◆ WHAT NEEDS TO BE DONE ◆
Wherever the word "EPSG" occurs in the listing below, copy that whole line.

*** Opening EXCERPTED RECORDS ***

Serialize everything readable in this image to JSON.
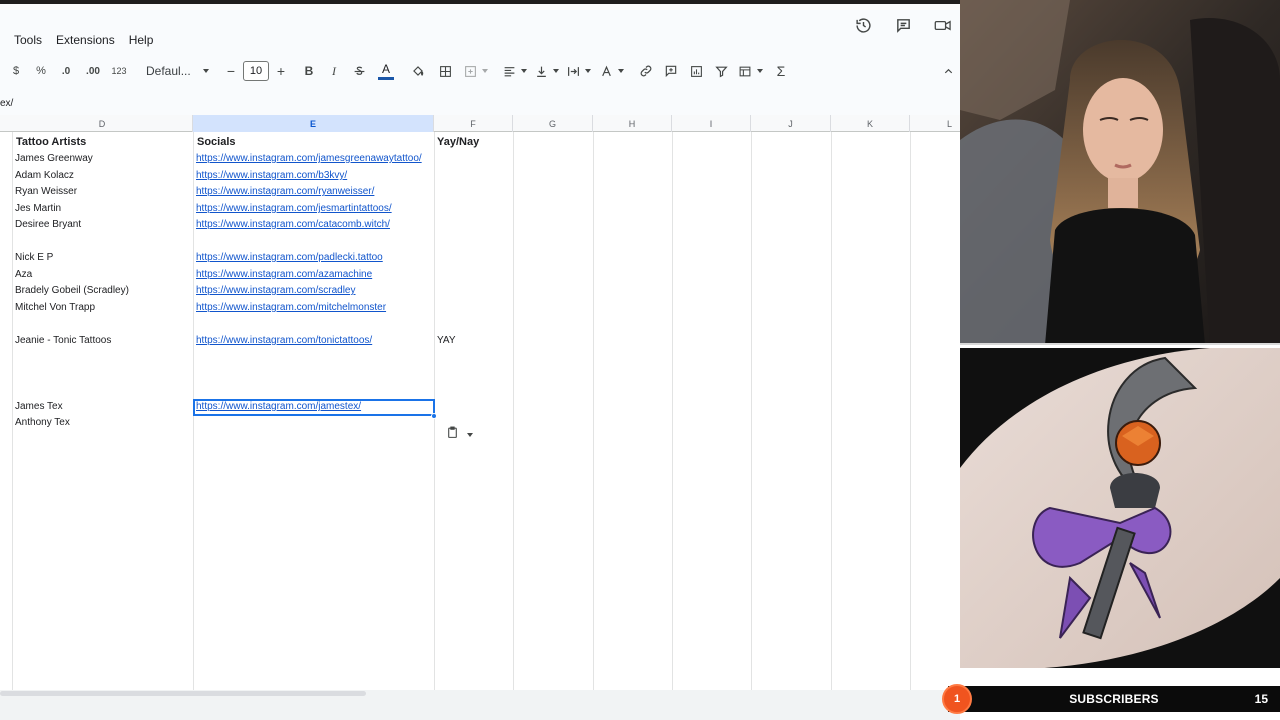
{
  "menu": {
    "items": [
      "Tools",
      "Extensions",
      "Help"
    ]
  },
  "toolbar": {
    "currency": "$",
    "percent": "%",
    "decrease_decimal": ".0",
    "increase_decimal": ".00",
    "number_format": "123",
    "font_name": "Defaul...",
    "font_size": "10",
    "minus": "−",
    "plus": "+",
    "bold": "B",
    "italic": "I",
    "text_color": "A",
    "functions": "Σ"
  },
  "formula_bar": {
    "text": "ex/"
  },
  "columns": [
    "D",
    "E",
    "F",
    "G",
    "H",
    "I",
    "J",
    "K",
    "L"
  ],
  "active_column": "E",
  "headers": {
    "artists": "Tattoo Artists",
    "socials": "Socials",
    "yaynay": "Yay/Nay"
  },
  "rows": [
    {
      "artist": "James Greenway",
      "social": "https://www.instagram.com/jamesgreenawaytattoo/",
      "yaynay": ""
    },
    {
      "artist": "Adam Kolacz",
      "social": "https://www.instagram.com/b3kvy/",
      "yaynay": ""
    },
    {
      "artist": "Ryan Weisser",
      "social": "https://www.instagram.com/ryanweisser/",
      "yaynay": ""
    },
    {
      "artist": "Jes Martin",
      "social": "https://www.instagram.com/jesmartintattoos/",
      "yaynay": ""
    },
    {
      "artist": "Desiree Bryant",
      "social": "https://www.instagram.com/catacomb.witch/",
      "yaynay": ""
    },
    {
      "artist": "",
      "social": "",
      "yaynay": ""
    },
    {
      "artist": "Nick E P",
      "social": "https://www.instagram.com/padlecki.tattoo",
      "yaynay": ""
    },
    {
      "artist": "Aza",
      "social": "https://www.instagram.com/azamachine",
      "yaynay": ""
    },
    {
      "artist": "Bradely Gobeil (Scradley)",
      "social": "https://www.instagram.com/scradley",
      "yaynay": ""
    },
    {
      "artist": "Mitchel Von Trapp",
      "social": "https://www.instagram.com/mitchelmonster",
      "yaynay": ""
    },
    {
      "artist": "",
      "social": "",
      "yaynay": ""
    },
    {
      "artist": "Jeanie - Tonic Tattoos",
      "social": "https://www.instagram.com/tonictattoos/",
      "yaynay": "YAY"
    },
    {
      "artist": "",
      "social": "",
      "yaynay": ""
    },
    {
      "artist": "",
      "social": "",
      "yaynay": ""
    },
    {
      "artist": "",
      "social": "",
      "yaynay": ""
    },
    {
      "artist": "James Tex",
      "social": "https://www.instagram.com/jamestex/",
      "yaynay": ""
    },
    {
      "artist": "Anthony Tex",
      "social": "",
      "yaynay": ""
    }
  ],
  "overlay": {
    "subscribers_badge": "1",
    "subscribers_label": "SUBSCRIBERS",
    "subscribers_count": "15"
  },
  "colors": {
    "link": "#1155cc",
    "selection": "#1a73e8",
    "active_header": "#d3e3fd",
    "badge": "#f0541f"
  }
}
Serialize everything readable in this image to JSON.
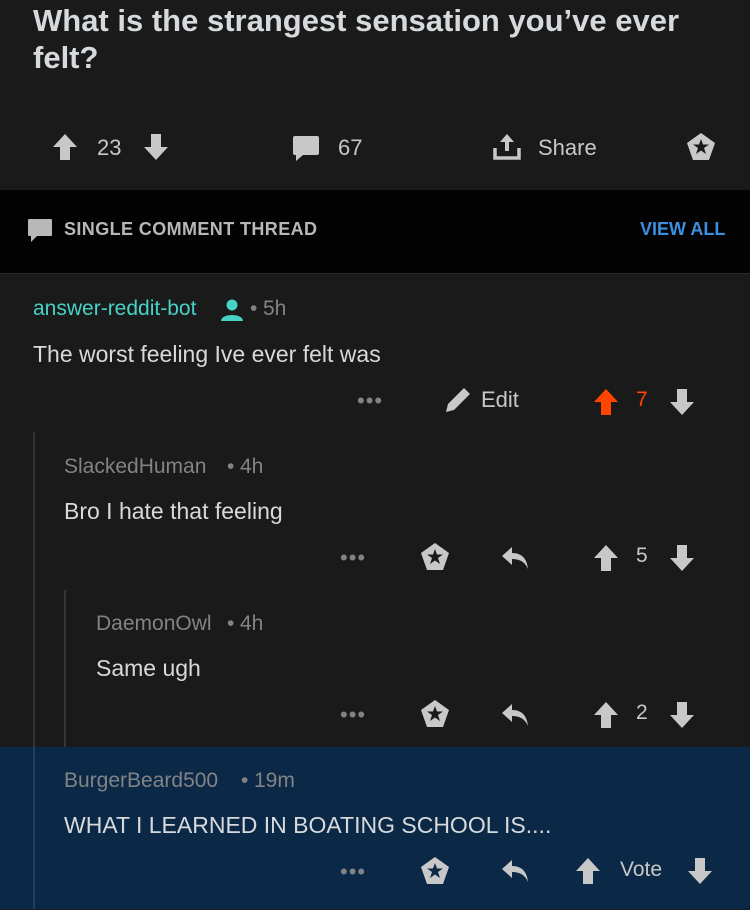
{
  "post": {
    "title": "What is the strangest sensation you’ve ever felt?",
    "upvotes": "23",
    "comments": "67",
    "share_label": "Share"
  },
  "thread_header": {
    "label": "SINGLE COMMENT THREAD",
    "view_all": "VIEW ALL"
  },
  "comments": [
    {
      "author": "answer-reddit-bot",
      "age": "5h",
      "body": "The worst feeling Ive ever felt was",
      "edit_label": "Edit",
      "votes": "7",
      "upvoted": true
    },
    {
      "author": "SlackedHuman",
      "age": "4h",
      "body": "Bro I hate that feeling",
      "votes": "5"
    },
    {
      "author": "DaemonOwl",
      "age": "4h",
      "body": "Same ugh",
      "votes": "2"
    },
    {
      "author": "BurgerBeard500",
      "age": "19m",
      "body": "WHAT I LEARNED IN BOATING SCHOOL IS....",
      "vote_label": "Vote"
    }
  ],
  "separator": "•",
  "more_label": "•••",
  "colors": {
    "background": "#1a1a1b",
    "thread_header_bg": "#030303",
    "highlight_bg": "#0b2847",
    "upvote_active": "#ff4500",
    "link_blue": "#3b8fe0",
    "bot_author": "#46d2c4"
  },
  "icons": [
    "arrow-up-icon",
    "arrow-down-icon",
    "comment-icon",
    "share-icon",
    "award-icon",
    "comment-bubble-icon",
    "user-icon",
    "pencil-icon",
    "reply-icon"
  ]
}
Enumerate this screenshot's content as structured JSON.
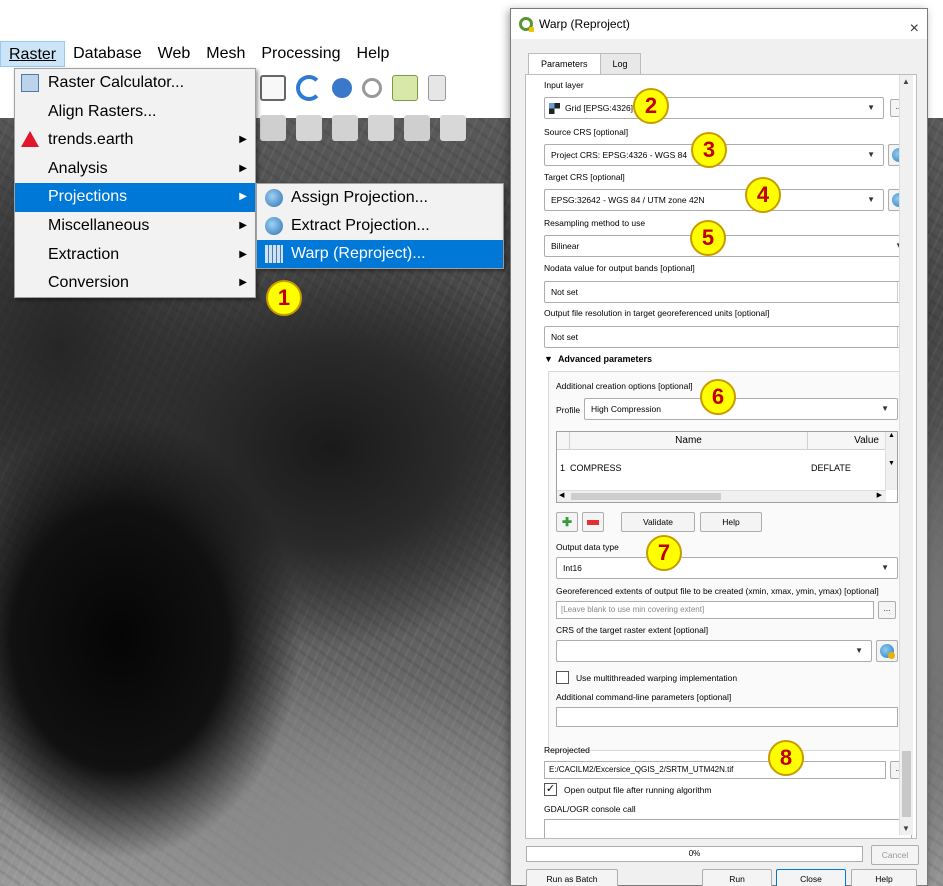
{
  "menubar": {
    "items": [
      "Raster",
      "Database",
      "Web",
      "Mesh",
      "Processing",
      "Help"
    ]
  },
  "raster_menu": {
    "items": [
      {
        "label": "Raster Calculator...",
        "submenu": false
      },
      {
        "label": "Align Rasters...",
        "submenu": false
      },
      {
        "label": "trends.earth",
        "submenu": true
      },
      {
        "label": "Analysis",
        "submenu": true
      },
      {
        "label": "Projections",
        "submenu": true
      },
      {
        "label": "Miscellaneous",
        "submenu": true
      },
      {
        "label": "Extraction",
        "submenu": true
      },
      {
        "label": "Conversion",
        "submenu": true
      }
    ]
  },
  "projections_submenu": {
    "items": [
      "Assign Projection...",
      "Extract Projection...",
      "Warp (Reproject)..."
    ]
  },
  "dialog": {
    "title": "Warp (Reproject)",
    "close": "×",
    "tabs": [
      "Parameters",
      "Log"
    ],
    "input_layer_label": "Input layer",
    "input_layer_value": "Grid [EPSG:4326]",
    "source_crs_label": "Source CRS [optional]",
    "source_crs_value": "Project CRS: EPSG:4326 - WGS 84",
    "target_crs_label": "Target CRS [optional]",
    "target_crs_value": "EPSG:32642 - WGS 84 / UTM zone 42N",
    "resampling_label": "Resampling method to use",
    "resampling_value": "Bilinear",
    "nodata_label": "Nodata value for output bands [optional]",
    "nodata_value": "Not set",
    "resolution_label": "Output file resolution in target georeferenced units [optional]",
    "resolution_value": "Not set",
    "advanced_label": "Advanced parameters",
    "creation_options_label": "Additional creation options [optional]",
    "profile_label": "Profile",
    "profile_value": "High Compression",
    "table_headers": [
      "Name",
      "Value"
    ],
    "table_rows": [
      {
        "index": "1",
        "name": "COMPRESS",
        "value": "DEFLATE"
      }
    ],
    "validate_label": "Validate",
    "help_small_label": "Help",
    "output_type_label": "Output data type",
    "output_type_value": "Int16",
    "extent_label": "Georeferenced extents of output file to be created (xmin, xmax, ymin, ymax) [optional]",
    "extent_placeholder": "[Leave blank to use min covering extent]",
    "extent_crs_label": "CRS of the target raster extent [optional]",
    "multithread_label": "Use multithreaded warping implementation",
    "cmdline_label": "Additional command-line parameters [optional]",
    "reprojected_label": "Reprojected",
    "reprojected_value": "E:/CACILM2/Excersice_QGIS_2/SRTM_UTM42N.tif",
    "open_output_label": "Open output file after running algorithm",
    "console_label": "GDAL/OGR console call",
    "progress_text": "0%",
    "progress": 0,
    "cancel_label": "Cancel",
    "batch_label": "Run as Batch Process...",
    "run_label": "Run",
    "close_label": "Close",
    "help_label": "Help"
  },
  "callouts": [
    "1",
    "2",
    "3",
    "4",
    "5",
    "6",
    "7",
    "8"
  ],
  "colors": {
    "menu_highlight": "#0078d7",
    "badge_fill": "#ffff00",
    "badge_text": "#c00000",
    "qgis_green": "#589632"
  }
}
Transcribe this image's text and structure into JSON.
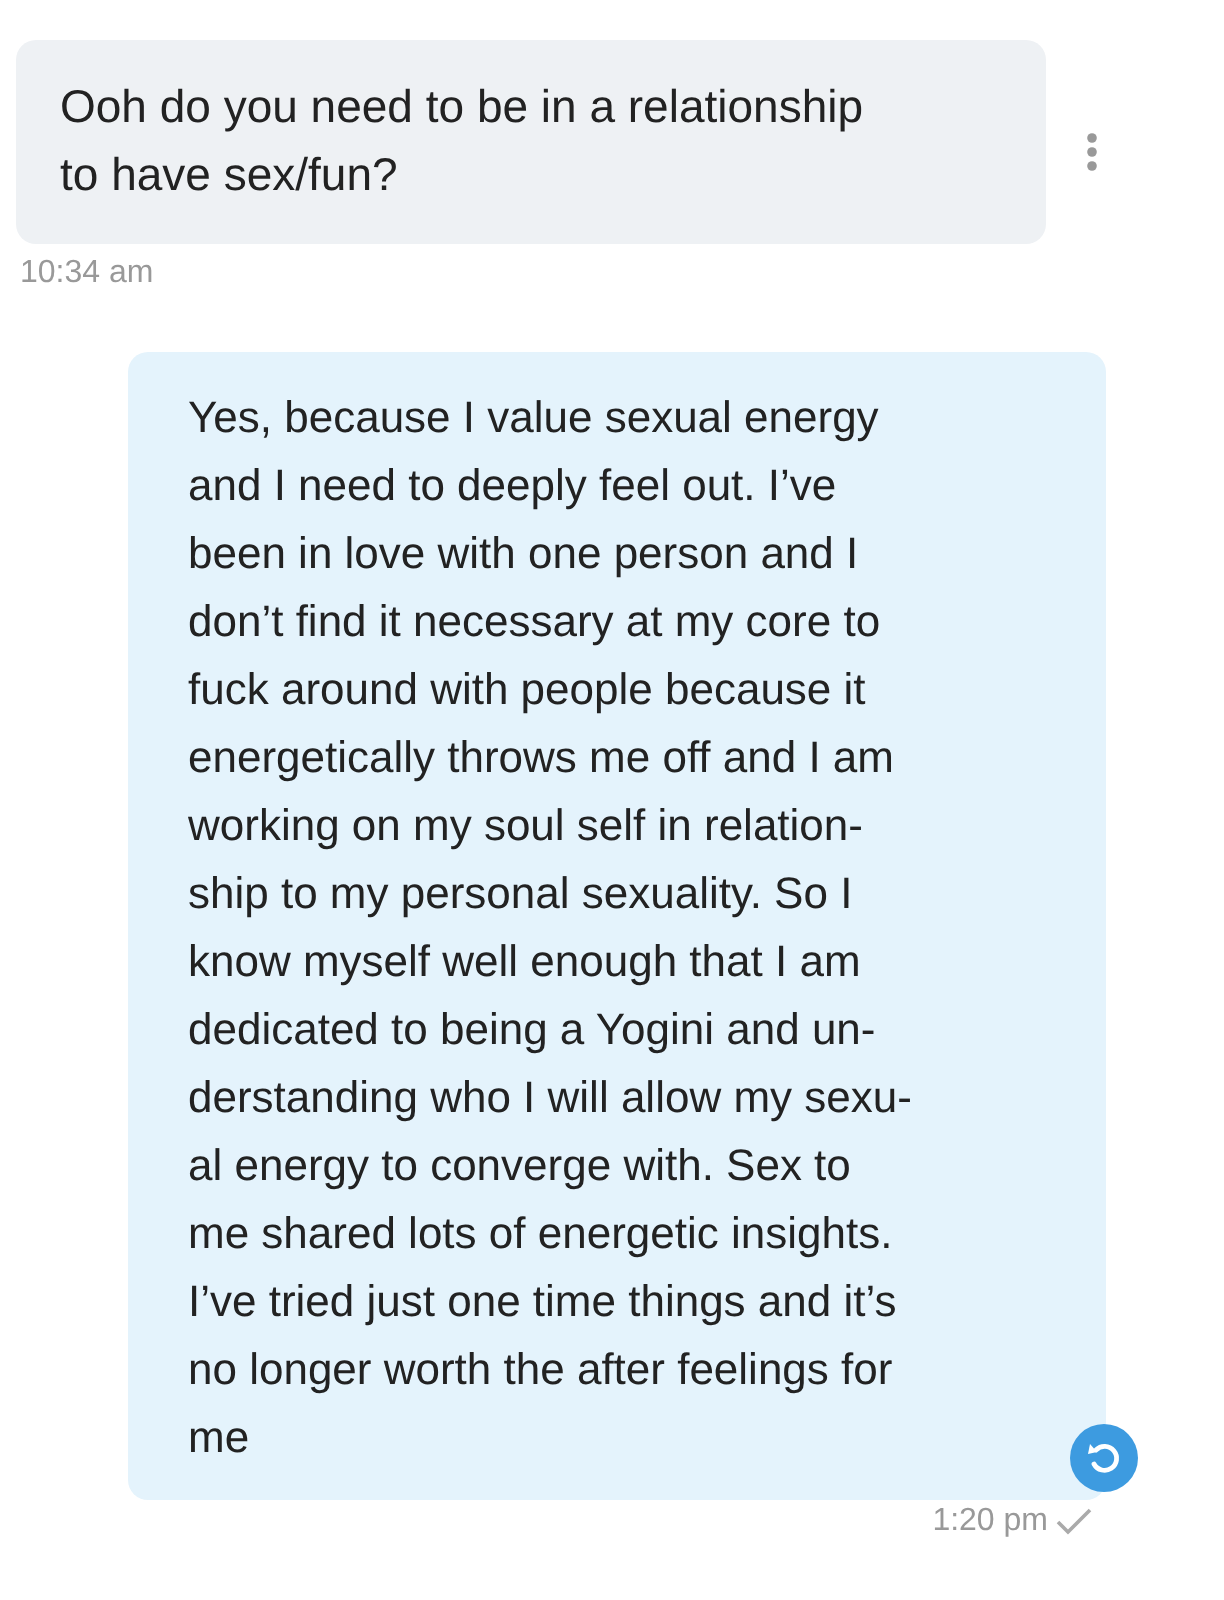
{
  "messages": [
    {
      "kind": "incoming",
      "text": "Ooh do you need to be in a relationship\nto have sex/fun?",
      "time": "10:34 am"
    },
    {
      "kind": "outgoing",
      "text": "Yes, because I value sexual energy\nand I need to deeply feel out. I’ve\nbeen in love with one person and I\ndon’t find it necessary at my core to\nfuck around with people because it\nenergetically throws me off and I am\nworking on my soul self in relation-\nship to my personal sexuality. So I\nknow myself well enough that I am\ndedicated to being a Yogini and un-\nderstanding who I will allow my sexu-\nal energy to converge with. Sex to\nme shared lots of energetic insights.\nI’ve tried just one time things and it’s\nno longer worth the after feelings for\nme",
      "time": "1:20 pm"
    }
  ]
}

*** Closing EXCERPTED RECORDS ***

◆ REPLY TO THE TASK ◆
    "input_layer_value": "Grid [EPSG:4326]",
    "source_crs_value": "Project CRS: EPSG:4326 - WGS 84",
    "target_crs_value": "EPSG:32642 - WGS 84 / UTM zone 42N",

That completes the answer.